Tuesday, June 26, 2012

Course Conditions

Sunrise on 5 fairway

The special thing about June is that it has the longest days of the year. The sun rises just before 6:00 AM and sets at 9:15 PM on its longest day. This is great for many golfers, as the early birds enjoy nice warm sunny mornings but just as important the afternoon golfer has the ability to play a full 18 before the sun disappears for the next day. The golf course though experiences some challenges during these prolonged days of sunlight. Water expectations of the turf become critical for most of the day as the sun is at its peak for many hours. This June we have received very little rainfall and the days have been consistently hot, sunny, and breezy. All of these elements can cause stress to the grass and it will start to burn out. We could use a good thunderstorm or two.

Areas on the golf course that are non-irrigated have really started showing tan in color. Most of our irrigated areas on the golf course are holding well, with isolated dry spots scattered through the course. The greens and surrounds irrigation has been a significant improvement. Our greens have been playing fairly quick and roll smooth, while we have seen a substantial improvement in the health and thickness of the greens surrounds.

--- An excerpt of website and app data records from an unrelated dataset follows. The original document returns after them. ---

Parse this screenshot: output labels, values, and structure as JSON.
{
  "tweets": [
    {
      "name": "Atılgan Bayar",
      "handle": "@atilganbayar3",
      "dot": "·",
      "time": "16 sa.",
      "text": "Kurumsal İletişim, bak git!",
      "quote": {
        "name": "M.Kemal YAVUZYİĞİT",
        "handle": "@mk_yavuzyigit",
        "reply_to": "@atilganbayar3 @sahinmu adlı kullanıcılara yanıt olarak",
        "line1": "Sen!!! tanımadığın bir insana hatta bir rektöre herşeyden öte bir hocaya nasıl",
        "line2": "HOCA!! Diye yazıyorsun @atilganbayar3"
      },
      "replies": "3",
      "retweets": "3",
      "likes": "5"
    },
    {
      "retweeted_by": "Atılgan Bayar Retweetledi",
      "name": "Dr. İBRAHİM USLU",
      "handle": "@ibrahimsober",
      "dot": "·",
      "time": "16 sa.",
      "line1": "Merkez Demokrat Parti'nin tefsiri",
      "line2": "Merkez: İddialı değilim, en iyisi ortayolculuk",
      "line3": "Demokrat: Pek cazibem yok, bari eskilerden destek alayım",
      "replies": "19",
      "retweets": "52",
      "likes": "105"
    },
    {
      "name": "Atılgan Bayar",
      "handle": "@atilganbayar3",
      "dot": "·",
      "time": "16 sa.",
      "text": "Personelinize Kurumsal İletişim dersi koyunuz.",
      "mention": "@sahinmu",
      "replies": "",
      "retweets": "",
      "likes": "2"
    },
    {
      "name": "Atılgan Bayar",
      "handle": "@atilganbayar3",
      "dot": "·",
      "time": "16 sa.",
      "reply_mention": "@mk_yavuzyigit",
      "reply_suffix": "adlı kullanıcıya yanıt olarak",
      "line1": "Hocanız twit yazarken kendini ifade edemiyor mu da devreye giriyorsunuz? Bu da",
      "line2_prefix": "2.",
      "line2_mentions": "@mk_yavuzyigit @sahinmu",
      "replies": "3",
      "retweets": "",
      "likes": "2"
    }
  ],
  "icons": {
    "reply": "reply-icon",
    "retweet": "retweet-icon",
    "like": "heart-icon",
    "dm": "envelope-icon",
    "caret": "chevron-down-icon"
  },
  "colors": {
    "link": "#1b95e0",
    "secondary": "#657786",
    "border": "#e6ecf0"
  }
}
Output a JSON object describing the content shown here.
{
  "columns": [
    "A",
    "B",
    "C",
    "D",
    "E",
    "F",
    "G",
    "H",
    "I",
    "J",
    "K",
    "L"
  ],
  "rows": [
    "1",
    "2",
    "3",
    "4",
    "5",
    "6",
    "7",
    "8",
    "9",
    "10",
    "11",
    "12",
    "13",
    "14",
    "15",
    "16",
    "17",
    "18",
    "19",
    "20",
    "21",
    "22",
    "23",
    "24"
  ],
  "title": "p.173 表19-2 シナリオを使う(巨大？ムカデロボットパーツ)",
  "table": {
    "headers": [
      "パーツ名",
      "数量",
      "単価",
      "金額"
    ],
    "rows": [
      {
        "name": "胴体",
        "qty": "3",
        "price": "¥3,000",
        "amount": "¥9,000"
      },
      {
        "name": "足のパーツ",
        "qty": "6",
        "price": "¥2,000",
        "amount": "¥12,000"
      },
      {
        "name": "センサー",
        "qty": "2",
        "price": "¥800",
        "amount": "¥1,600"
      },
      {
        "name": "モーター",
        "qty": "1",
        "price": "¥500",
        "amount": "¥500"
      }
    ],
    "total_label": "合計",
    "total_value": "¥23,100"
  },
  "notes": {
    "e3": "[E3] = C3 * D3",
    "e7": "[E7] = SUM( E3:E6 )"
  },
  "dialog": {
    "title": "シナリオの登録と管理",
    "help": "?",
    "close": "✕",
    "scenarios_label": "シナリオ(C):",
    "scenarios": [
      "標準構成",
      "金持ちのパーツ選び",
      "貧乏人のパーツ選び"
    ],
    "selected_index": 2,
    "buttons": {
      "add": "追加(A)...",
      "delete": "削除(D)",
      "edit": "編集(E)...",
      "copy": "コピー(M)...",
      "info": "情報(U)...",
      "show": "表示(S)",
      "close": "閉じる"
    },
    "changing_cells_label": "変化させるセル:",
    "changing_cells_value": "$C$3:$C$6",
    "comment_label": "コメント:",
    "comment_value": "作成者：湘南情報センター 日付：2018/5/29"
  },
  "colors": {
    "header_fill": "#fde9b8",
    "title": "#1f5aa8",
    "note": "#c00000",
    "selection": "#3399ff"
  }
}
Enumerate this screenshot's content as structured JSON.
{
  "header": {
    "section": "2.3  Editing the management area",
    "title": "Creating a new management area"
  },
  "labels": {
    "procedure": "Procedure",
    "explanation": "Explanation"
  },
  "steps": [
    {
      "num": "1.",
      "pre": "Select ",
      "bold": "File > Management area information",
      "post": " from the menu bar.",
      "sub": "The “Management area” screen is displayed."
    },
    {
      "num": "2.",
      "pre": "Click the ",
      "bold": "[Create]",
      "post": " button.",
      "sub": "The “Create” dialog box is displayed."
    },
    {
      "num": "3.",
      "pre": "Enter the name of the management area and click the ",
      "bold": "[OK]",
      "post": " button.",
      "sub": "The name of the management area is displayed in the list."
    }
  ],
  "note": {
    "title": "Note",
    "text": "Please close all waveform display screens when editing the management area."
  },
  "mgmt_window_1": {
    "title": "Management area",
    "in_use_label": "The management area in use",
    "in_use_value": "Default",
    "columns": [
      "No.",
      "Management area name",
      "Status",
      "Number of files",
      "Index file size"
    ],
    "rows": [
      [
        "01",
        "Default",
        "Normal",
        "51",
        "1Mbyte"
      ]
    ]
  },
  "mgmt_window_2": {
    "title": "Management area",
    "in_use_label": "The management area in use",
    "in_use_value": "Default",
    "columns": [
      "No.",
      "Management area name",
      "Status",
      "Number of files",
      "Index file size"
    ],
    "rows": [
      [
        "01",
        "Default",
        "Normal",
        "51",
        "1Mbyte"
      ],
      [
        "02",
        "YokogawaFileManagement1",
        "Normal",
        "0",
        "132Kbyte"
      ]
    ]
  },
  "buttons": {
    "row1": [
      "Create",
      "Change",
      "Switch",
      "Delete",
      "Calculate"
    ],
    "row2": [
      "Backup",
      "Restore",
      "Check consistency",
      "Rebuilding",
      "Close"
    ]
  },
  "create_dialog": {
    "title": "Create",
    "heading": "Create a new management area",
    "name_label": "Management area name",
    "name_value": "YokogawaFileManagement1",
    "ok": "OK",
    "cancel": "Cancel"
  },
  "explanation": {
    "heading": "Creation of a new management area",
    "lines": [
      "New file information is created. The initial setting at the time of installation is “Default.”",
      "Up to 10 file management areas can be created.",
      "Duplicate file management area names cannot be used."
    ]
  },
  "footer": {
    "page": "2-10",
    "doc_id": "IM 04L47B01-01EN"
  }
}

Syringe cycle on #5 fairway

As mentioned earlier the water requirements of grass are critical during these long hot days. Our irrigation system waters through the night but from noon into the early afternoon grass needs a little water to cool it off. You will see the maintenance staff out hand watering greens and dry spots around the golf course. Also in the early afternoon we will run syringe cycles on fairways to cool them down. It is important for players to know that these cycles move from the green towards the tee and are approximately 5 minute intervals. Although it could be perceived as a minor inconvenience to players the benefits of keeping the turf healthy is the major benefit. The greens staff thanks you for the support.

Worn turf on the edge of #6 cart path
Cart etiquette is important to understand, and as well the relationship on how it affects the golf course. Players are urged to use the cart paths when possible, especially the entrances to greens and tee complex’s, and Par 3 holes. Crossing posts have been set up between 20-50 yards out from the green on Par 4's and 5's to divert cart traffic over to these path areas. Roping, curbing, and signage are also methods used to try to disperse cart traffic from wear areas. One of the biggest challenges we face is keeping all 4 tires on cart paths. Some of the most diligent members of course care, struggle with this task. Grass on the corners and turns of paths have worn down from multiple carts compacting these areas. Please do your best in Caring for Your Course.

Tuesday, June 5, 2012

Golfer Reminder

We have now put our in-season flag poles on the golf course.  There has been a noticeable trend of marks and scraps on the poles already.  These marks are caused by players using their putters and wedges to pick the flag pole off the ground. 

You can help by handling the pin with hands only!

Tree Damage

Photo from #13 Ladies Tee
The high winds on Saturday and and through the night left us many smaller sticks and debris to clean up on Sunday morning.  We did lose 1 tree over night.  A Silver Maple between holes 12 and 13.  From the pictures you can notice that the health of this tree has been comprised from decay and insects through the center of the trunk.  There are several trees at Forest Lake, and we plan to review the complete forest over the next few years.  Trees with structural problems will be addressed during this process.

Decay through trunk of tree
Clean up Time!

Friday, June 1, 2012

Course Update

Hole #12 Friday Morning
Needle Tine aeration #13 Green
      Finally some rain and cooler temperatures to provide a little relief from the hot month of May we experienced.  Most of  May's temperatures stayed in the mid 70's with some days venturing into the high 80's and low 90's.  Rainfall was at a minimum and we were solely relying on our irrigation system to provide water.   There are some non irrigated areas in roughs that are starting to show the doughty conditions.  Also we have some isolated dry areas on our shorter mowed surfaces.  These areas are showing stress from being intensely managed to provide the best daily playing conditions.

We needle tined and top dressed the greens on Tuesday.   Mowing and rolling the greens daily, and foot traffic from players compacts the greens.  Compaction leads to poor water, air and nutrient movement in the soil and can compromise the quality of grass.  The Aeration process helps water to penetrate and move through the greens surface by creating pore space in the soil.  The benefits from aeration, allows us to manage the greens aggressively to provide best playing conditions, and healthy turf.  Playability is not compromised through this form of aeration because the holes are small (1/4 inch) and no core is removed.